# Frattini subset

Suppose $A$ is a set with a binary operation^{}. Then we say a subset $S$ of $A$
*generates* $A$ if finite iterations of products^{} (commonly called words over $S$) from the set $S$ eventually produce every element of $A$. We write
this property as $A=\u27e8S\u27e9$.

###### Definition 1.

An element $g\mathrm{\in}A$ is said to be a *non-generator* if given a subset $S$
of $A$ such that $A\mathrm{=}\mathrm{\u27e8}S\mathrm{\cup}\mathrm{\{}g\mathrm{\}}\mathrm{\u27e9}$ then in fact
$A\mathrm{=}\mathrm{\u27e8}S\mathrm{\u27e9}$. The set of all non-generators is called the
*Frattini subset* of $A$.

###### Proof.

Take $n\ne 0$. Without loss of generality, $n$ is positive. Then take
$$ some integer relatively prime to $n$. Thus by the
Euclidean algorithm^{} we know there are integers $a,b$ such that $1=am+bn$.
This shows $1\in \u27e8m,n\u27e9$ so in fact $\{m,n\}$ generates
$\mathbb{Z}$.

However, $\mathbb{Z}$ is not generated by $m$, as $m>1$. Therefore $n$ cannot be removed form the generating set $\{m,n\}$ and so indeed the only non-generator of $\mathbb{Z}$ is $0$. ∎

###### Example 3.

In the ring ${\mathrm{Z}}_{\mathrm{4}}$, the element $\mathrm{2}$ is a non-generator.

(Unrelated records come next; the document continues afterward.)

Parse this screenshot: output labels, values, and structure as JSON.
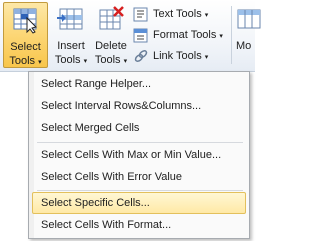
{
  "ribbon": {
    "select_tools": {
      "line1": "Select",
      "line2": "Tools",
      "caret": "▾"
    },
    "insert_tools": {
      "line1": "Insert",
      "line2": "Tools",
      "caret": "▾"
    },
    "delete_tools": {
      "line1": "Delete",
      "line2": "Tools",
      "caret": "▾"
    },
    "more_tools": {
      "line1": "Mo"
    },
    "text_tools": {
      "label": "Text Tools",
      "caret": "▾"
    },
    "format_tools": {
      "label": "Format Tools",
      "caret": "▾"
    },
    "link_tools": {
      "label": "Link Tools",
      "caret": "▾"
    }
  },
  "menu": {
    "items": [
      {
        "label": "Select Range Helper..."
      },
      {
        "label": "Select Interval Rows&Columns..."
      },
      {
        "label": "Select Merged Cells"
      },
      {
        "label": "Select Cells With Max or Min Value..."
      },
      {
        "label": "Select Cells With Error Value"
      },
      {
        "label": "Select Specific Cells..."
      },
      {
        "label": "Select Cells With Format..."
      }
    ]
  },
  "colors": {
    "active_button": "#f8c64c",
    "menu_highlight": "#ffe9a6",
    "menu_border": "#a7abb0"
  }
}
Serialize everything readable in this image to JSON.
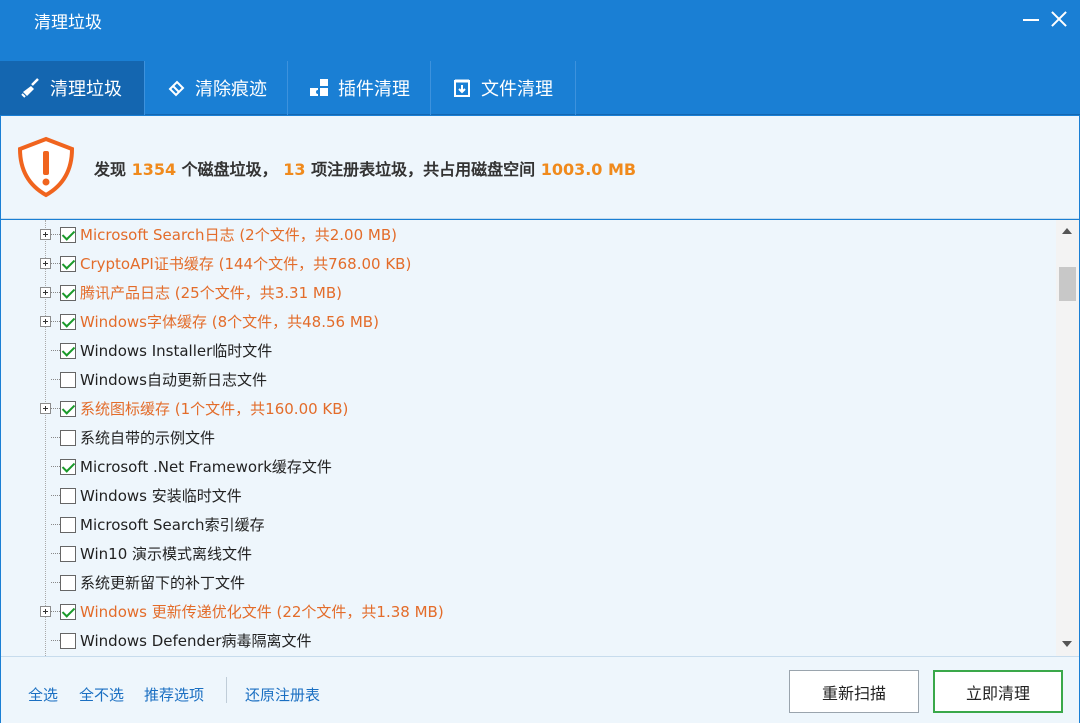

###### Proof.

Check the possible generating sets directly. ∎

###### Example 4.

The set of positive integers under addition, $\mathrm{N}$, has no non-generators.

###### Proof.

Apply the same proof as done to in Example 2. ∎

So we see not all sets with binary operations have non-generators. In the case that a binary operation has an identity^{} then the identity always serves as a non-generator due to the convention that the empty word^{} be defined as the identity. However, without further assumptions^{} on the product, such as associativity, it is not always possible to treat the Frattini subset as a subobject in the category of the orignal object. For example, we have just shown that the Frattini subset of a semi-group need not be a semi-group.

###### Proposition 5.

In the category of groups, the Frattini subset is a fully invariant subgroup.

To prove this, we prove the following strong re-characterize the Frattini subset.

###### Theorem 6.

In a group $G$, the intersection^{} of all maximal subgroups is the
Frattini subset.

###### Proof.

For a group $G$, given a non-generator $a$, and $M$ any maximal subgroup
of $G$. If $a$ is not in $M$ then $\u27e8M,a\u27e9$ is a larger subgroup^{}
than $M$. Thus $G=\u27e8M,a\u27e9$. But $a$ is a non-generator so
$G=\u27e8M\u27e9=M$. This contradicts the assumption that $M$ is a maximal
subgroup and therefore $a\in M$. So the Frattini subset lies in every
maximal subgroup.

In contrast, if $a$ is in all maximal subgroups of $G$, then given any subset $S$ of $G$ for which $G=\u27e8S,a\u27e9$, then set $M=\u27e8S\u27e9$. If $M=G$, then $a$ is a non-generator. If not, then $M$ lies in some maximal subgroup $H$ of $G$. Since $a$ lies in all maximal subgroup, $a$ lies in $H$, and thus $H$ contains $\u27e8S,a\u27e9=G$. As $H$ is maximal, this is impossible. Hence $G=M$ and $a$ is a non-generator. ∎

Title | Frattini subset |
---|---|

Canonical name | FrattiniSubset |

Date of creation | 2013-03-22 16:30:56 |

Last modified on | 2013-03-22 16:30:56 |

Owner | Algeboy (12884) |

Last modified by | Algeboy (12884) |

Numerical id | 7 |

Author | Algeboy (12884) |

Entry type | Definition |

Classification | msc 20D15 |

Related topic | FrattiniSubgroup |